Start of DATA RECORDS

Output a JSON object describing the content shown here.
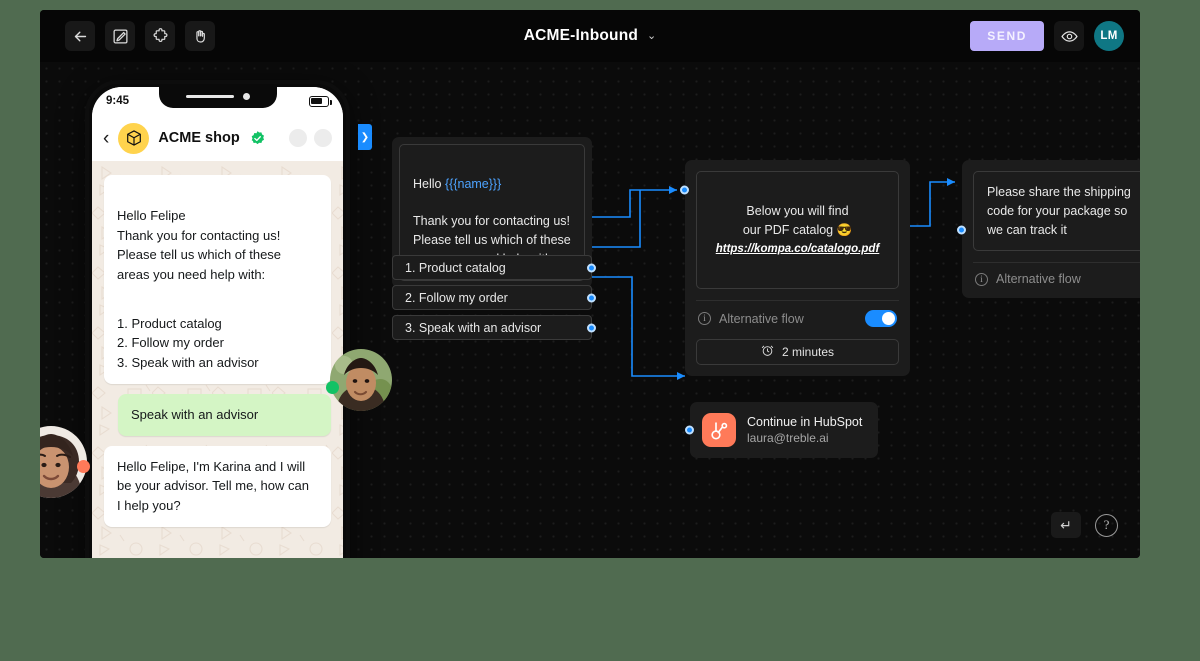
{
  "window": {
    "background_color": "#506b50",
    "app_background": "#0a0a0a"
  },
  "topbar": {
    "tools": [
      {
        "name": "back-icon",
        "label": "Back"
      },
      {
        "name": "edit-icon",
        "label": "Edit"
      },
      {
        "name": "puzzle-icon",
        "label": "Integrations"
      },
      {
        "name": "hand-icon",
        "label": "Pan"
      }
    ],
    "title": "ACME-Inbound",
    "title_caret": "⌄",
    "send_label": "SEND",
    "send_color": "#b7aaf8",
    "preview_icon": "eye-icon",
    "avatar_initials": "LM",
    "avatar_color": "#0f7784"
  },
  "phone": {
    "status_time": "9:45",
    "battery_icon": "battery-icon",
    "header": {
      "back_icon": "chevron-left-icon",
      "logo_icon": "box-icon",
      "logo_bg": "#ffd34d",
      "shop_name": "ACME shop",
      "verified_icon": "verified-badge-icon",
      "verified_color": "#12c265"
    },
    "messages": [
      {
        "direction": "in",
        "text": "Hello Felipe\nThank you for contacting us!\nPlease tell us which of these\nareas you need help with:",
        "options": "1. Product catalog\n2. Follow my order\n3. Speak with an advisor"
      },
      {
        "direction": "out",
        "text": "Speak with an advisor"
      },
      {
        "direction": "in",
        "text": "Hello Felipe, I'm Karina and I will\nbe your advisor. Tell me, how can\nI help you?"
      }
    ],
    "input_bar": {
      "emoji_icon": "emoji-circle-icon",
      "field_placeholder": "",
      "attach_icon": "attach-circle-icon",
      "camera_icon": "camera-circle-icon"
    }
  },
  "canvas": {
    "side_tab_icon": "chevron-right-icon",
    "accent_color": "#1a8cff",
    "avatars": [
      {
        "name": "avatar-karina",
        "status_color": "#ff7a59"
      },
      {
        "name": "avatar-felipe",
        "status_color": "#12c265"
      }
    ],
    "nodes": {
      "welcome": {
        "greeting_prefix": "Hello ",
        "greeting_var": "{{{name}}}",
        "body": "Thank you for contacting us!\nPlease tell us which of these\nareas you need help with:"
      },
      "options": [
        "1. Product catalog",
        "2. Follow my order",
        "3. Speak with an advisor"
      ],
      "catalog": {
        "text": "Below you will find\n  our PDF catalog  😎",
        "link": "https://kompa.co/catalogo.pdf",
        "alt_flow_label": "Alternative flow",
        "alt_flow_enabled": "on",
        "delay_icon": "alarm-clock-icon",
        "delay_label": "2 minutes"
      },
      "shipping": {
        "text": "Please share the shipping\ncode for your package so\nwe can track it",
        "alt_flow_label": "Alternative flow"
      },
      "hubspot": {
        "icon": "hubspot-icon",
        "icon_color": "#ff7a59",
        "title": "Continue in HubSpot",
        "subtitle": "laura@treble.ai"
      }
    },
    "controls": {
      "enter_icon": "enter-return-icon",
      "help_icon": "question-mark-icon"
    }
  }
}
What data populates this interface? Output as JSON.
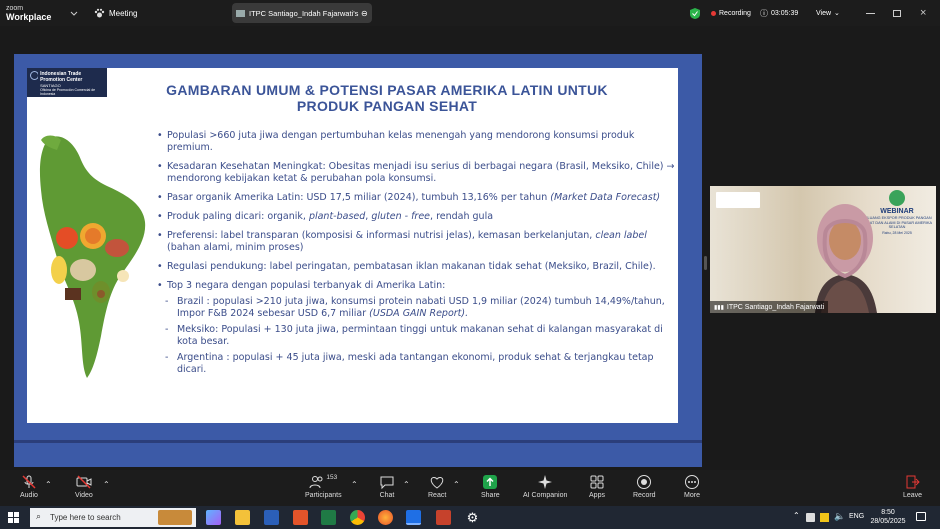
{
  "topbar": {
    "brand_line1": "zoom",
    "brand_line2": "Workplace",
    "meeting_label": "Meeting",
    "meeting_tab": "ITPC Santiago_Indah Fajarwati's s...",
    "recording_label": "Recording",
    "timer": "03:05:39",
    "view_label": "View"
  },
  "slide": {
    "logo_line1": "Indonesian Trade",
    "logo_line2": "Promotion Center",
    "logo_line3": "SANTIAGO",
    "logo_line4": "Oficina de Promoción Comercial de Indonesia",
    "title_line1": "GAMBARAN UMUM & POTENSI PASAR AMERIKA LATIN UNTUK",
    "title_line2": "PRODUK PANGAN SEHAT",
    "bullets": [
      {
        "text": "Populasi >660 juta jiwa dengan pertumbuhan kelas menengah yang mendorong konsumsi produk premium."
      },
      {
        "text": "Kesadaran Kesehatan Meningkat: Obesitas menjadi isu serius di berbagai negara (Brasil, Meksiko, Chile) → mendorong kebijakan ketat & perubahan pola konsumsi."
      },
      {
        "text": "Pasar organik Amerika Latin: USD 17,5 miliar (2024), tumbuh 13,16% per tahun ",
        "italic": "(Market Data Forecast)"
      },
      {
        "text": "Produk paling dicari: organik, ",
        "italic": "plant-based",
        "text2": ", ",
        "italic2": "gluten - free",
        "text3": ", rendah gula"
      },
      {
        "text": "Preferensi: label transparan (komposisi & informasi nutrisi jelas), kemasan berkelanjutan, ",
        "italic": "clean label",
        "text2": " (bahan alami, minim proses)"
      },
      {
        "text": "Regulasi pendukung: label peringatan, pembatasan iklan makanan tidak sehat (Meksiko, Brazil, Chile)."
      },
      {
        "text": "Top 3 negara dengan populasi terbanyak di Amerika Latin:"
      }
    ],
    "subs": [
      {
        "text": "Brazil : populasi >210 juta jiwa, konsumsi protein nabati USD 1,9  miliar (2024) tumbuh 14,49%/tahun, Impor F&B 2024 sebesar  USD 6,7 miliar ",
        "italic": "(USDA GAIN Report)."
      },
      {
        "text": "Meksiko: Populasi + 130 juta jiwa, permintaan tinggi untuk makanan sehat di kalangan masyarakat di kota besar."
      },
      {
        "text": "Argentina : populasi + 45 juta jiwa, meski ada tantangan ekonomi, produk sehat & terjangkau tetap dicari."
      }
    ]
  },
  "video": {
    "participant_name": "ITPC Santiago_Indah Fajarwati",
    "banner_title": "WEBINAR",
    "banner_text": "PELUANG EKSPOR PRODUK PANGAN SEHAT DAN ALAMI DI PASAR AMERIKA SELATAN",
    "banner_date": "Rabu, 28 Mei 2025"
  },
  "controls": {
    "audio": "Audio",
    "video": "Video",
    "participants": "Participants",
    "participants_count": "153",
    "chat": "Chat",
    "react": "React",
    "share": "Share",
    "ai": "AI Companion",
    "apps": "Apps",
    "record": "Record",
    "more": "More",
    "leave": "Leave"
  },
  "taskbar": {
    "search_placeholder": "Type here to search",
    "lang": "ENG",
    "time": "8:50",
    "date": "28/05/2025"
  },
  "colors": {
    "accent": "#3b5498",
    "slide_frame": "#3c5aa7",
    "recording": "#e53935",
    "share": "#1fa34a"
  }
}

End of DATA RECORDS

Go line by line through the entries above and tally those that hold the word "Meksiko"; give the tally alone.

3